It was mocked, it was ridiculed — and it was completely sold out in a matter of hours.
When Hormel announced in August that it was bringing pumpkin spice-flavored Spam to customers this fall, the idea drew more than a few skeptics — but apparently, it also caused a lot of people to draw their credit cards.
After the product went on sale on Spam.com and Walmart.com on Monday, September 23, the brand’s official Instagram announced within hours that it was totally gone.
Buzz-worthy: Hormel introduced pumpkin spice-flavored Spam this month
Going, going, gone! It went on sale on September 23 and sold out that same day
‘Step aside, pumpkin spice lattes. The fall is now SPAM Pumpkin Spice season,’ the landing page of the limited-edition product reads, teasing ‘hints of cinnamon, clove, allspice, and nutmeg.
‘Fry it up with waffles, hash or eggs to make the perfect breakfast or brunch pairing. You’ll be so in love with this flavor, you might start calling it pumpkin.’
The product idea was a controversial one, but it’s clear there are plenty of fans out there.
‘Turns out it was pretty popular,’ the brand wrote on Instagram, announcing that the $8.98 two-packs had sold out.
‘What are you cooking up with your SPAM Pumpkin Spice? If you didn’t get your hands on any, we have 15 other flavorful varieties you can enjoy. And maybe someone will be generous enough to share their 2-pack with you.’
Several commenters are crushes that they didn’t manage to buy any before it sold out.
‘Please bring it back! I missed it!’ wrote one.
Try it? Hormel recommends it in several recipes, including grilled cheese, waffles, and a fall vegetable hash
‘Will you PLEASE do another run of it? Sounds like a lot of people missed out,’ said another.

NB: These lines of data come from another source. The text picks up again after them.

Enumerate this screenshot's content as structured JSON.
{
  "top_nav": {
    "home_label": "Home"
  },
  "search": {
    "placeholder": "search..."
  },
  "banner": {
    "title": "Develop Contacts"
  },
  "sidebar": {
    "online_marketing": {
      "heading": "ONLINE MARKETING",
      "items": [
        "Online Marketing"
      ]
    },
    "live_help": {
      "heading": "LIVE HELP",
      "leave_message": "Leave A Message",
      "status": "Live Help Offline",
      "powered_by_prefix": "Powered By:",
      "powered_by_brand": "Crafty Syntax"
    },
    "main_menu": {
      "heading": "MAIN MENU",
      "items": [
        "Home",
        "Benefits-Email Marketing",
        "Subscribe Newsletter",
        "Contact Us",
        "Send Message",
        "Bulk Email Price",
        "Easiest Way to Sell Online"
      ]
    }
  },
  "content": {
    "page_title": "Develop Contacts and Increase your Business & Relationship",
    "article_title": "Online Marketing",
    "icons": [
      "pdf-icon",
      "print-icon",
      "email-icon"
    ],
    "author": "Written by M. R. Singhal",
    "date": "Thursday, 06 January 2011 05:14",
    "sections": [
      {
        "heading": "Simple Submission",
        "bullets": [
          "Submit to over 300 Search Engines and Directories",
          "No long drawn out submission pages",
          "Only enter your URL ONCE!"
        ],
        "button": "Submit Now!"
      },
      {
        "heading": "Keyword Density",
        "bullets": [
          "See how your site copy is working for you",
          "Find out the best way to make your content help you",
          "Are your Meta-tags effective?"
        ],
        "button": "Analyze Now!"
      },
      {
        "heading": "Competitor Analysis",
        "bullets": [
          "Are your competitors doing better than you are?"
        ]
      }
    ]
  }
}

Those who managed to get some were celebrating.
‘I got 8 cans!! Can’t wait to regret it,’ wrote one, while another chimed in: ‘THANK GOD I ordered early!’
In demand: The $8.98 two-packs are now popping up on eBay for around $25 each
Some who managed to snap them up are even re-selling them on eBay for $25 per pack.
Editors at the Daily Meal managed to try the new variety of the canned pork product first introduced during the Great Depression, and they agreed that it’s not terrible.
‘Although this is one of the more peculiar pumpkin spice products on the market, surprisingly, the general consensus was that the flavor really wasn’t bad,’ they said.
‘It certainly had that soft texture that anyone who’s had Spam will be familiar with, as well as the expected salty, porky Spam flavor. Cinnamon, clove, allspice and nutmeg shared center stage with the rich and savory Spam flavor, however, along with a hint of sweetness.’
The tasters thought it would go well with eggs, waffles, and other breakfast foods.
Real deal! It may very well sound like a spoof product, particularly because Hormel did, in fact, joke about selling it in October 2017
In fact, Hormel recommends it in several recipes, including grilled cheese, waffles, and a fall vegetable hash.
Still, pumpkin spice Spam may very well sound like a spoof product, particularly because Hormel did, in fact, joke about selling it in October 2017.
At the time, the brand shared a mock-up a container on Facebook and captioned it, ‘Just in time for fall — SPAM® Pumpkin Spice! Ok, it might not be real, but you can still put it on your holiday wishlist! Would you?’
But while they may have expected horrified reactions, several of the commenters indicated that they’d be willing to try it.
‘I wanted to be upset, but honestly it might come out like a festive ham kind of,’ wrote one.
‘It might actually be kinda good,’ said another, while a third commented: ‘It’s just cinnamon and nutmeg. Might not be all that bad.’